By Michael Gaisford
FINISHED lamb prices have now fallen well below 100p/kg at most marts, and knowing when to draw lambs has become a dilemma for many producers.
The question is whether to send them today or keep them for an extra week to put on another kilo, hopefully, without too much fat.
At Blackbird Hill Farm, Eydon, Daventry, Northants, John and Barbara Leadbeater, who send about 1000 lambs a year to Banbury, are watching the day-to-day price changes, weighing and handling all lambs as they approach marketing weight of 40kg before deciding how many to send to the weekly Thursday market.
Last week, because of the low price expected, they sent just 30 Charollais x Mules and held back until this week a similar number of leaner but almost market-ready Texel x Mules with a little less finish on them.
"We draw lambs at 40kg every week for the market, handle all of them, decide which to send and do a final sort-out into even looking groups at the market," Mr Leadbeater explained to a party of Australian sheep farmers who visited the farm last week.
He also told them that he was not getting enough for his really top quality three-quarter Texel lambs because once abattoirs saw them, they wanted nothing else, and that, as buyers could not get enough of them, they tended to avoid them.
They told him that in Australia they were facing a similar problem with the new lean Texel crosses they are now producing, but where buyers are still paying more for traditionally produced fatter lambs.
Mr & Mrs Leadbeater farm 50ha (125 acres) at Eydon. On their all-grass holding they run about 580 Mule and Texel/Mule ewes and lambs.
They also keep a small stud of pedigree Texels established five years ago and a few suckler cows. Surplus pedigree rams are sold as shearlings.

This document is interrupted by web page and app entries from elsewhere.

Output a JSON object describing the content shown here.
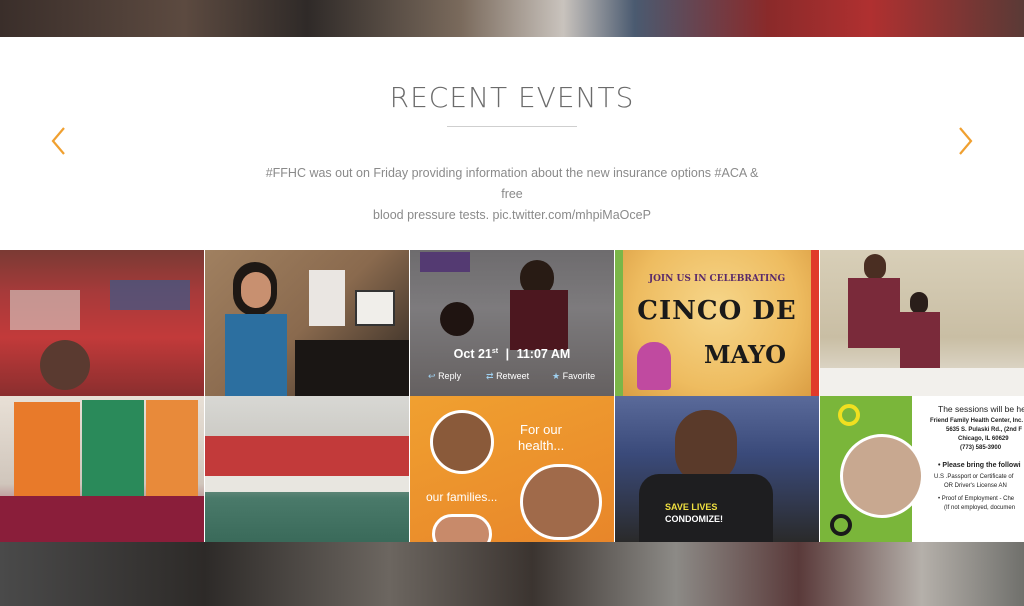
{
  "events": {
    "heading": "RECENT EVENTS",
    "tweet_line1": "#FFHC was out on Friday providing information about the new insurance options #ACA & free",
    "tweet_line2": "blood pressure tests. pic.twitter.com/mhpiMaOceP"
  },
  "hover": {
    "date": "Oct 21",
    "date_sup": "st",
    "sep": "|",
    "time": "11:07 AM",
    "reply": "Reply",
    "retweet": "Retweet",
    "favorite": "Favorite"
  },
  "cinco": {
    "top": "JOIN US IN CELEBRATING",
    "title1": "CINCO DE",
    "title2": "MAYO"
  },
  "flyer": {
    "line1": "For our",
    "line2": "health...",
    "line3": "our families..."
  },
  "shirt": {
    "line1": "SAVE LIVES",
    "line2": "CONDOMIZE!"
  },
  "sessions": {
    "held": "The sessions will be held",
    "org": "Friend Family Health Center, Inc.",
    "address": "5635 S. Pulaski Rd., (2nd F",
    "city": "Chicago, IL 60629",
    "phone": "(773) 585-3900",
    "bring": "Please bring the followi",
    "passport": "U.S .Passport or Certificate of",
    "license": "OR Driver's License AN",
    "employment": "Proof of Employment - Che",
    "not_employed": "(If not employed, documen"
  },
  "colors": {
    "accent": "#f0a030",
    "heading": "#6b6b6b",
    "body_text": "#8a8a8a"
  }
}
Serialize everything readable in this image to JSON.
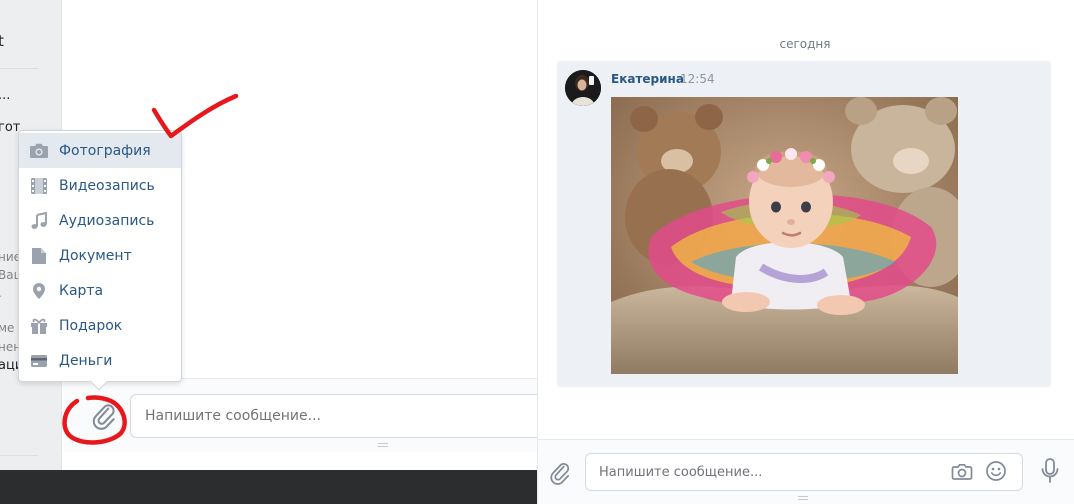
{
  "left_sidebar": {
    "fragments": [
      "t",
      "...",
      "гот",
      "ние",
      "Ваш",
      ".",
      "ме",
      "нени",
      "ацит"
    ]
  },
  "left_composer": {
    "placeholder": "Напишите сообщение..."
  },
  "attach_menu": {
    "items": [
      {
        "label": "Фотография",
        "icon": "camera-icon",
        "active": true
      },
      {
        "label": "Видеозапись",
        "icon": "film-icon",
        "active": false
      },
      {
        "label": "Аудиозапись",
        "icon": "music-note-icon",
        "active": false
      },
      {
        "label": "Документ",
        "icon": "document-icon",
        "active": false
      },
      {
        "label": "Карта",
        "icon": "map-pin-icon",
        "active": false
      },
      {
        "label": "Подарок",
        "icon": "gift-icon",
        "active": false
      },
      {
        "label": "Деньги",
        "icon": "card-icon",
        "active": false
      }
    ]
  },
  "conversation": {
    "date_separator": "сегодня",
    "message": {
      "author": "Екатерина",
      "time": "12:54",
      "attachment": "photo"
    }
  },
  "right_composer": {
    "placeholder": "Напишите сообщение..."
  },
  "colors": {
    "link": "#2a5885",
    "icon": "#828a99",
    "menu_icon": "#99a2ad",
    "active_row": "#e4e9ef",
    "annotation_red": "#e8171c",
    "message_bg": "#edf0f5"
  }
}
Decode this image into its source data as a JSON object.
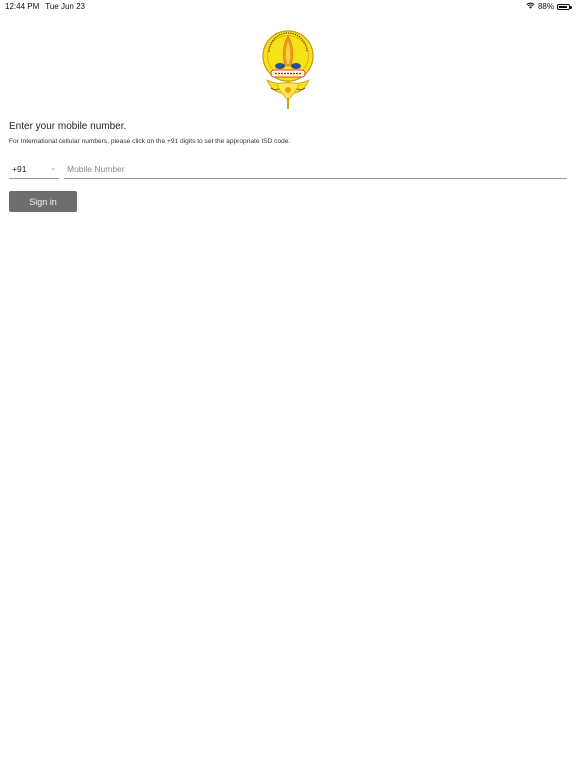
{
  "status_bar": {
    "time": "12:44 PM",
    "date": "Tue Jun 23",
    "battery_percent_label": "88%",
    "battery_level": 0.88,
    "wifi_icon": "wifi-icon",
    "battery_icon": "battery-icon"
  },
  "logo": {
    "icon": "temple-lamp-logo",
    "colors": {
      "yellow": "#f7e21a",
      "orange": "#f39a1f",
      "blue": "#2b4aa8",
      "red": "#c8202c"
    }
  },
  "form": {
    "heading": "Enter your mobile number.",
    "subtext": "For International cellular numbers, please click on the +91 digits to set the appropriate ISD code.",
    "country_code": "+91",
    "chevron_icon": "chevron-down-icon",
    "mobile_placeholder": "Mobile Number",
    "mobile_value": "",
    "signin_label": "Sign in"
  },
  "colors": {
    "button_bg": "#6e6e6e",
    "underline": "#9a9a9a"
  }
}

This year 1050 lambs were born indoors after a 10-week winter housing period from ewes that were put to the ram on Sep 30, 1994. Indoors the pregnant ewes are fed straw and concentrates. *